Ever present, the Holy Spirit descends upon Jesus like a dove at his baptism. “In those days Jesus came from Nazareth of Galilee and was baptized by John in the Jordan. And when he came up out of the water, immediately he saw the heavens opened and the Spirit descending upon him like a dove; and a voice came from heaven, "Thou art my beloved Son; with thee I am well pleased" (Mark 1:9-12).
Gifts of the Spirit
The Church teaches that one receives the gifts of the Spirit at baptism and that these gifts are strengthened at confirmation, so that one can proclaim the truths of the faith.

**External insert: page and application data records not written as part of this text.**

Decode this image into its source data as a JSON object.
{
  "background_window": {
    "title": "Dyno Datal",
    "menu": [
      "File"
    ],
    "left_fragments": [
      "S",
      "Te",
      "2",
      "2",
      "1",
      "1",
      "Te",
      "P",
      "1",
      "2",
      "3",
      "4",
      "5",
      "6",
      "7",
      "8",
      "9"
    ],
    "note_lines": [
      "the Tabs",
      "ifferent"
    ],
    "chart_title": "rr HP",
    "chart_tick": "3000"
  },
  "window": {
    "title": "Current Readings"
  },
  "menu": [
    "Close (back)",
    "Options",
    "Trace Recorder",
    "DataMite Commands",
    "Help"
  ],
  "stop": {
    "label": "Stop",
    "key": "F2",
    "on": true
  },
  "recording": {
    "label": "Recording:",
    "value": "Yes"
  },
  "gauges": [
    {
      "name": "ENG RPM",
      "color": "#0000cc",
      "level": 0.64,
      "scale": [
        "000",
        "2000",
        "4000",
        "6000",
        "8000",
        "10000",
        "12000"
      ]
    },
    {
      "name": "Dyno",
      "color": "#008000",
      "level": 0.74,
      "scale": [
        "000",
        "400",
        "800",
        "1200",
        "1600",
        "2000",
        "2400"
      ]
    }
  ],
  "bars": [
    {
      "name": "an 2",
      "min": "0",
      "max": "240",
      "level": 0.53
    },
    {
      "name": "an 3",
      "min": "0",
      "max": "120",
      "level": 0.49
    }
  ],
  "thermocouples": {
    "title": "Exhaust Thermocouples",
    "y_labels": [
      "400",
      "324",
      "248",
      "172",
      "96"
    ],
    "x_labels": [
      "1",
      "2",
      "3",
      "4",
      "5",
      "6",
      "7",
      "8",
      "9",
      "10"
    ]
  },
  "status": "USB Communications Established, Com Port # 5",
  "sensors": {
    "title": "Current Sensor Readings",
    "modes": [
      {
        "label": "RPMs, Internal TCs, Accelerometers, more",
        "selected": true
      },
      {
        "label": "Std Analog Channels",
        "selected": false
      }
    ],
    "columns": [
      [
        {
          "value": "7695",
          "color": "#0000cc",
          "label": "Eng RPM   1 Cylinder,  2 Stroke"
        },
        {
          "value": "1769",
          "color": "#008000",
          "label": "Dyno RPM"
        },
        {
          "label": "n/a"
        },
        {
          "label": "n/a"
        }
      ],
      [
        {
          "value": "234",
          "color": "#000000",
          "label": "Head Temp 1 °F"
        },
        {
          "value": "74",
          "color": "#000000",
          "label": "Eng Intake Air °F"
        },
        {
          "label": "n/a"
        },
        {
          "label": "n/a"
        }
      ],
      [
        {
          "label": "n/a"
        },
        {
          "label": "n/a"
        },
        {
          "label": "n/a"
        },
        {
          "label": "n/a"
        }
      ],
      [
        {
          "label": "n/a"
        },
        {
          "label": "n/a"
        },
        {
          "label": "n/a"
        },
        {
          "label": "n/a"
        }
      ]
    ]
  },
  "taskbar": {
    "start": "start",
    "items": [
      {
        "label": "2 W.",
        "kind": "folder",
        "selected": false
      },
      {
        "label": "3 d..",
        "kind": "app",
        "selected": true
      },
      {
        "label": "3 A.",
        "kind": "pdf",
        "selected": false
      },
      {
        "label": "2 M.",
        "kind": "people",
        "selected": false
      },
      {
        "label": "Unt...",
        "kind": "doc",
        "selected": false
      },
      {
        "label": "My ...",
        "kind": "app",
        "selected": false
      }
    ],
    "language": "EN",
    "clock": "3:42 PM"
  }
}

"The reception of the sacrament of Confirmation is necessary for the completion of baptismal grace. For 'by the sacrament of Confirmation, [the baptized] are more perfectly bound to the Church and are enriched with a special strength of the Holy Spirit. Hence they are, as true witnesses of Christ, more strictly obliged to spread and defend the faith by word and deed'" (Catechism of the Catholic Church §1285).
Through prayer, humility and a deep desire for the things of God one is able to receive the gifts of the Holy Spirit. The gifts of the Spirit are to be used to work towards the reign of God in the world today. The seven gifts of the Holy Spirit are:
- Wisdom: to guide one in discerning God’s will
- Understanding: gives one insight into the teachings of the Christian faith
- Counsel: gives one the ability and knowledge of what to do in a variety of situations
- Fortitude: gives one the strength to obey and to do God’s will at all times
- Knowledge: gives one the ability to discern the will of God in all things
- Piety: helps one to deepen their love for God
- Fear of the Lord: helps one to avoid sin and to dread offending God
Fruit of the Spirit
In Saint Paul’s letter to the Galatians we learn that if one faithfully lives the Christian life that their live will “bear fruit” and that they will come to acquire certain visible attributes.
Paul illustrates with these attributes the kind of love that marks a true Christian life. “But the fruit of the Spirit is love, joy, peace, patience, kindness, goodness, faithfulness, gentleness, self-control; against such there is no law” (Galatians 5:22-23).
After the resurrection, Jesus remained with his followers for 40 days. As the time draw near for his departure Jesus comforted his grieving disciples with the promise of the coming of another Paraclete to replace him. This Paraclete was the Holy Spirit, who would come as a friend and comforter; one who would be an advocate for the people to give them the strength to carry on the mission of Jesus Christ in the world. The Holy Spirit ascended upon the faithful on the day of Pentecost with the sound of a mighty rushing wind. Tongues like that of fire came to rest upon the people and they were filled with the Holy Spirit and began to speak in foreign languages previously unknown to them.
The Holy Spirit continues to be active in the world today drawing all people to Jesus Christ so that they can continue the work began by Christ’s earthly mission. If we allow the Holy Spirit to empower us we will be able to restrain evil, to transform our world, to bring reconciliation, forgiveness and love, to share our material goods the best way we can so that the reign of God will break forth among us in a more clear and powerful way.
The work of the Holy Spirit:
- as the One who breathed creation into being
- as the one who empowered the prophets of old
- as the one who is active in the world today
Today I call on the guidance of the Holy Spirit in my daily activities.
Today I will use the gifts of the Holy Spirit received at my baptism.
Today I will commit to partnering with the Holy Spirit to help usher in the reign of God.
- How was the Holy Spirit active in the lives of the Old Testament prophets?
- What are the gifts of the Spirit and how should these gifts be used?
- How is the Holy Spirit active I the world today?
Come Holy Spirit,
fill the hearts of your faithful
and kindle in them
the fire of your love.